When I heard that the Keynote for NAPO2015 was going to be “The Minimalists”, I’ll admit my reaction wasn’t one of excitement. I’d heard the hype, and I was a little skeptical of the whole thing. I imagined it was about “throw your stuff away, live in a sparse setting with white surroundings, and you’ll have less stress.” So, with Conference kicking off, having the best open-minded attitude with me, I listened. Not surprisingly, I was wrong.
Joshua Fields Millburn & Ryan Nicodemus are The Minimalists. Of course, they’re not the ONLY minimalists out there, but they’ve become synonymous with the term, and most associate them with the movement and consider them experts. They started this five years ago, in their late 20’s, after several years of “living the American Dream,” with all the materialism that comes along with financial success at a young age. After experiencing loss, grief, failure, divorce, debt, etc. before turning 30, it resonated with each of them that they were:
- buying stuff because they thought they were supposed to,
- acquiring things to fill a void, and
- spending time with people and things weren’t truly important to them
They may have LOOKED successful, but they didn’t FEEL it. Josh then began his commitment to minimalism, and Ryan followed, upon noticing that Josh’s life seemed lighter, simpler, and just plain happier.
Their message was clear: a minimalistic life is not about just getting rid of stuff. It’s about the fact that the acquisition, accumulation, and worship of stuff is getting in your way of living a life that maybe you should be living, and experiencing the benefits of that life. They shared both the how and the why of getting there.
I think everyone in the room agreed with the HOW to analyze what they owned:
- Our memories are not in our things. They are inside us.
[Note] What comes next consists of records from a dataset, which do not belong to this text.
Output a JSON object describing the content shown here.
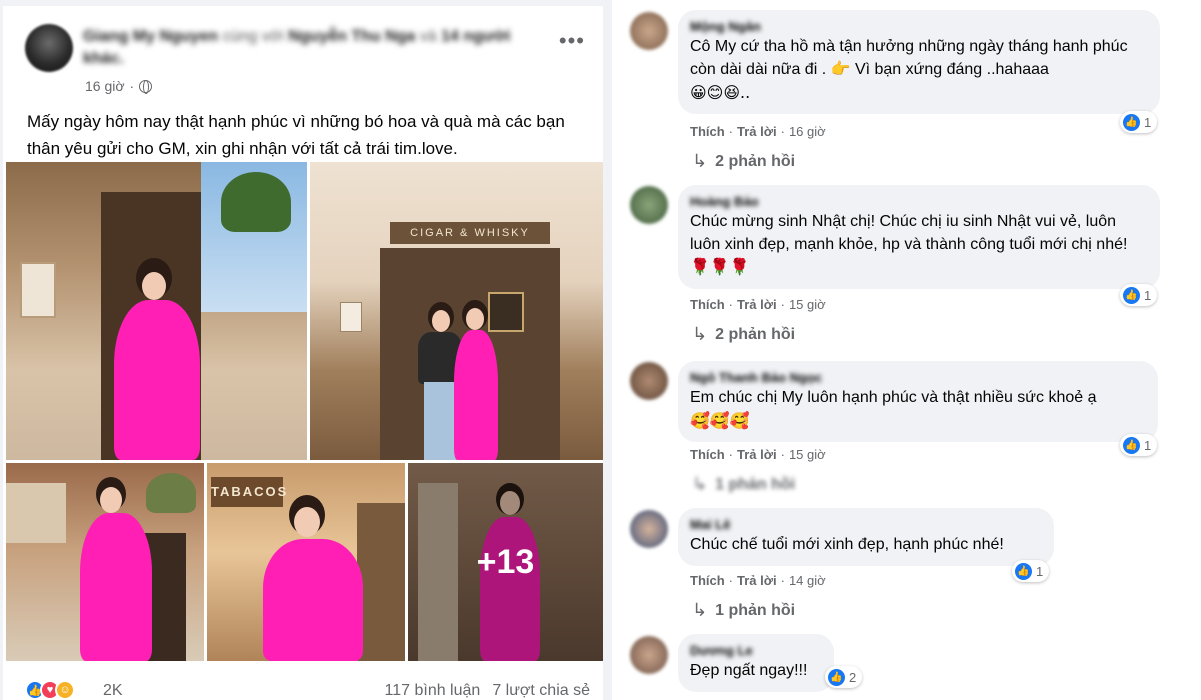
{
  "post": {
    "author": "Giang My Nguyen",
    "with_word": "cùng với",
    "tagged": "Nguyễn Thu Nga",
    "and_word": "và",
    "others": "14 người khác.",
    "time": "16 giờ",
    "more_icon": "more-horizontal-icon",
    "text": "Mấy ngày hôm nay thật hạnh phúc vì những bó hoa và quà mà các bạn thân yêu gửi cho GM, xin ghi nhận với tất cả trái tim.love.",
    "photo_sign": "CIGAR & WHISKY",
    "photo_sign2": "TABACOS",
    "more_photos": "+13",
    "reaction_count": "2K",
    "comment_count": "117 bình luận",
    "share_count": "7 lượt chia sẻ"
  },
  "colors": {
    "accent": "#1877f2",
    "dress": "#ff1fb4",
    "bubble": "#f0f2f5",
    "meta_text": "#65676b"
  },
  "comments": [
    {
      "name": "Mộng Ngân",
      "text": "Cô My cứ tha hồ mà tận hưởng những ngày tháng hanh phúc còn dài dài nữa đi . 👉 Vì bạn xứng đáng ..hahaaa",
      "emoji": "😀😊😆..",
      "like": "Thích",
      "reply": "Trả lời",
      "time": "16 giờ",
      "likes": "1",
      "replies": "2 phản hồi"
    },
    {
      "name": "Hoàng Bảo",
      "text": "Chúc mừng sinh Nhật chị! Chúc chị iu sinh Nhật vui vẻ, luôn luôn xinh đẹp, mạnh khỏe, hp và thành công tuổi mới chị nhé! 🌹🌹🌹",
      "like": "Thích",
      "reply": "Trả lời",
      "time": "15 giờ",
      "likes": "1",
      "replies": "2 phản hồi"
    },
    {
      "name": "Ngô Thanh Bảo Ngọc",
      "text": "Em chúc chị My luôn hạnh phúc và thật nhiều sức khoẻ ạ",
      "emoji": "🥰🥰🥰",
      "like": "Thích",
      "reply": "Trả lời",
      "time": "15 giờ",
      "likes": "1",
      "replies": "1 phản hồi"
    },
    {
      "name": "Mai Lê",
      "text": "Chúc chế tuổi mới xinh đẹp, hạnh phúc nhé!",
      "like": "Thích",
      "reply": "Trả lời",
      "time": "14 giờ",
      "likes": "1",
      "replies": "1 phản hồi"
    },
    {
      "name": "Dương Le",
      "text": "Đẹp ngất ngay!!!",
      "likes": "2"
    }
  ]
}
- Our things should Add Value. If they’re not adding value to our lives, we should sell / gift / donate them so that they might Add Value to others’ lives.
- The items you keep in your life should have purpose or should bring joy.
- We must always ask how might my life be better if I have less stuff?
This last point is the WHY. We must examine the life hidden underneath all the stuff, and make sure we answer the tough questions about the life we want to lead:
- Why did I give MEANING to these things?
- What is truly important to me at this point in my life?
- Why am I discontented inside?
- Who is the person I want to become?
- How will I define success?
In their examination, they learned a significant truth: Our Priorities in life are how we spend our time every day. Even though we might say something is important, if we aren’t spending time on it, it isn’t. By simplifying, it was easier to identify these benefits. It was their health, passion, relationships, finance and contributions, and the STUFF blocked their prioritization of these concepts. They changed how they lived once realizing all this with clarity.
Humbly, they explained that they did not start all this to become this brand and presence of “The Minimalists”, but they could not help but share their story as people noticed their life change and wanted to learn more. Though they are but one flavor of the minimalist community, they share their thoughts through their blog, books, speaking events, and even upcoming documentary. This NAPO event is just one stop in their path to share their messages with all who may seek the same joy.
So, as a skeptical organizer in the audience, what did I take away?
It brought to my work as a Professional Organizer an ability to listen to my clients who are interested in minimalism, and engage with them about what they want their lives to look like because of this path and help them see it’s not just about decluttering. I now have more insight into how I might help them find their OWN flavor of minimalism, not just ones they’ll find on blogs, in books, and anywhere else they imagine perfection might live. Even simple principles like mindful, and not compulsive, consumption can be a great first step for many.
All in all, I’m so glad I had an open mind and tuned in. If you haven’t seen them or spent time with anything they’ve written, spend a few minutes. You may learn something, about minimalism, or about yourself.
The Minimalists photo, courtesy of theminimalists.com